Communicate with your family and friends about your limits. You don’t need to give health specifics but relay that you have an illness and x,y,z is difficult. If you can’t stand and help do dishes – let people know. If you’d prefer to skip hugging and kissing everyone as your immune system is low – let people know ahead of time. People like knowing clearly what you can and cannot do. Ask for understanding.
Plan for travel and arrange as best you can for comfort. Things I have found helpful is requesting a wheelchair for airports even if you don’t regularly use one. The airport is a great deal of steps and if walking the airport will exhaust you ruining the following day- get a wheelchair. The attendants are professional and will not ask for proof of disability. Bring empty bottles to fill with water in the airport to keep hydrated. If flying consider nasal saline gel to keep the nose hydrated to potentially avoid getting sick later. Bring favorite snacks. Consider leaving a buffer day at the start and end of your trip with a cleared schedule for recuperating. Arrange for grocery delivery the night of your return home so you have essentials fresh and ready for you.
Adjust your expectations. Holidays will be different after chronic illness sets in as your limits have changed. You can still have fun. Different doesn’t mean worse. Consider making new traditions. Perhaps rather than a hike through the woods to cut a tree down maybe you can sit inside a warm home and craft homemade ornaments. Maybe you can’t visit multiple homes on Christmas Day – do what you can and visit other family members a different day that week or on when the season is less busy.
Gift giving: If you can, avoid malls and busy stores. Mall shopping is exhausting to even think about. Do as much of your shopping online as you can. Buy gift bags in assorted sizes at the dollar store to make wrapping easier. People appreciate the thought and effort of gift exchange. If your financial resources are less this year consider giving ornaments and a heartfelt note of gratitude or appreciation for those in your life.
Cooking: consider scaling back holiday cooking. Maybe go to a community or temple based latke making party rather than cooking them a home. Swap out laborious dessert recipes for simpler recipes or consider store-bought items. Explain to family and friends that you just can’t handle the cooking like you did before.
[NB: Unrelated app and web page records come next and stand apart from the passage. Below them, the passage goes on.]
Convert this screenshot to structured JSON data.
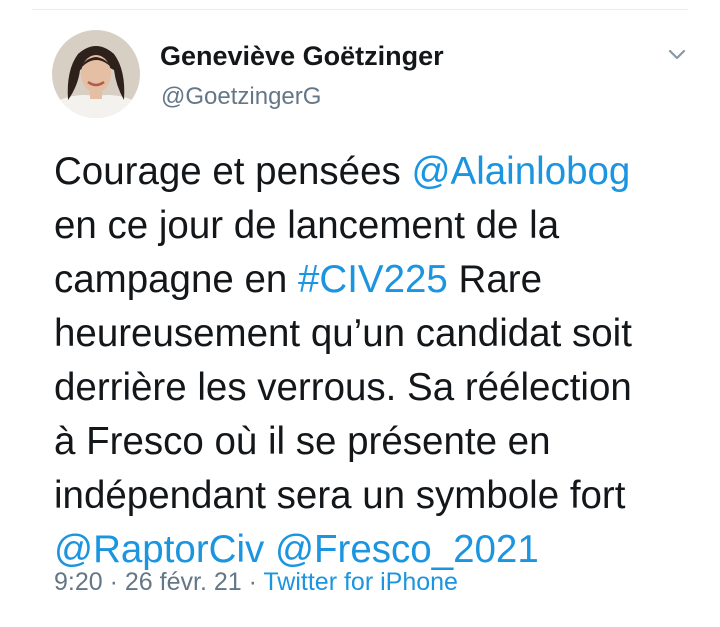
{
  "author": {
    "display_name": "Geneviève Goëtzinger",
    "handle": "@GoetzingerG"
  },
  "tweet": {
    "line1": {
      "text": "Courage et pensées ",
      "mention": "@Alainlobog"
    },
    "line2": {
      "text": "en ce jour de lancement de la"
    },
    "line3": {
      "text_before": "campagne en ",
      "hashtag": "#CIV225",
      "text_after": " Rare"
    },
    "line4": {
      "text": "heureusement qu’un candidat soit"
    },
    "line5": {
      "text": "derrière les verrous. Sa réélection"
    },
    "line6": {
      "text": "à Fresco où il se présente en"
    },
    "line7": {
      "text": "indépendant sera un symbole fort"
    },
    "line8": {
      "mention1": "@RaptorCiv",
      "space": " ",
      "mention2": "@Fresco_2021"
    }
  },
  "meta": {
    "time": "9:20",
    "sep1": " · ",
    "date": "26 févr. 21",
    "sep2": " · ",
    "source": "Twitter for iPhone"
  },
  "colors": {
    "link": "#1b95e0",
    "secondary_text": "#657786",
    "primary_text": "#14171a"
  },
  "icons": {
    "menu": "chevron-down-icon"
  }
}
Sleep: Sleep can be disrupted with the holidays and even more so if you are traveling. Try to stick to the same sleep schedule if you can. If traveling consider earplugs or a white noise machine – there are portable ones on Amazon.